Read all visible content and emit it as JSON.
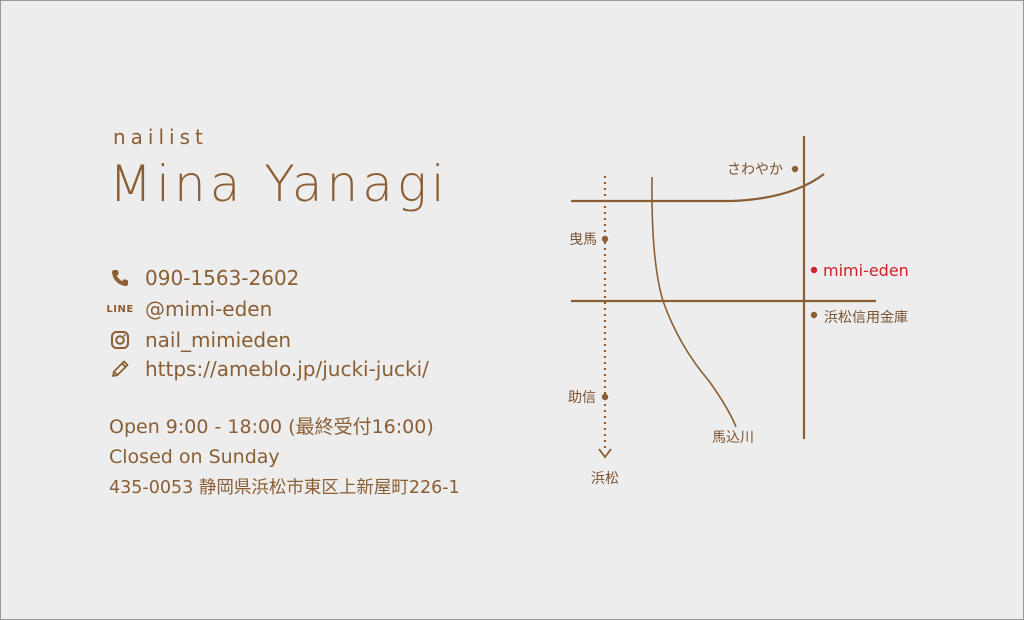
{
  "card": {
    "role": "nailist",
    "name": "Mina Yanagi",
    "contacts": [
      {
        "icon": "phone-icon",
        "text": "090-1563-2602"
      },
      {
        "icon": "line-icon",
        "icon_text": "LINE",
        "text": "@mimi-eden"
      },
      {
        "icon": "instagram-icon",
        "text": "nail_mimieden"
      },
      {
        "icon": "pencil-icon",
        "text": "https://ameblo.jp/jucki-jucki/"
      }
    ],
    "hours": "Open 9:00 - 18:00 (最終受付16:00)",
    "closed": "Closed on Sunday",
    "address": "435-0053 静岡県浜松市東区上新屋町226-1"
  },
  "map": {
    "labels": {
      "sawayaka": "さわやか",
      "hikuma": "曳馬",
      "shop": "mimi-eden",
      "bank": "浜松信用金庫",
      "sukenobu": "助信",
      "river": "馬込川",
      "hamamatsu": "浜松"
    }
  },
  "colors": {
    "brown": "#8b5e34",
    "highlight_red": "#d0202a",
    "card_bg": "#ededed"
  }
}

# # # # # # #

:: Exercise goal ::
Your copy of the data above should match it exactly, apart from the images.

:: Exercise output ::
Read all visible content and emit it as JSON.
{
  "card": {
    "role": "nailist",
    "name": "Mina Yanagi",
    "contacts": [
      {
        "icon": "phone-icon",
        "text": "090-1563-2602"
      },
      {
        "icon": "line-icon",
        "icon_text": "LINE",
        "text": "@mimi-eden"
      },
      {
        "icon": "instagram-icon",
        "text": "nail_mimieden"
      },
      {
        "icon": "pencil-icon",
        "text": "https://ameblo.jp/jucki-jucki/"
      }
    ],
    "hours": "Open 9:00 - 18:00 (最終受付16:00)",
    "closed": "Closed on Sunday",
    "address": "435-0053 静岡県浜松市東区上新屋町226-1"
  },
  "map": {
    "labels": {
      "sawayaka": "さわやか",
      "hikuma": "曳馬",
      "shop": "mimi-eden",
      "bank": "浜松信用金庫",
      "sukenobu": "助信",
      "river": "馬込川",
      "hamamatsu": "浜松"
    }
  },
  "colors": {
    "brown": "#8b5e34",
    "highlight_red": "#d0202a",
    "card_bg": "#ededed"
  }
}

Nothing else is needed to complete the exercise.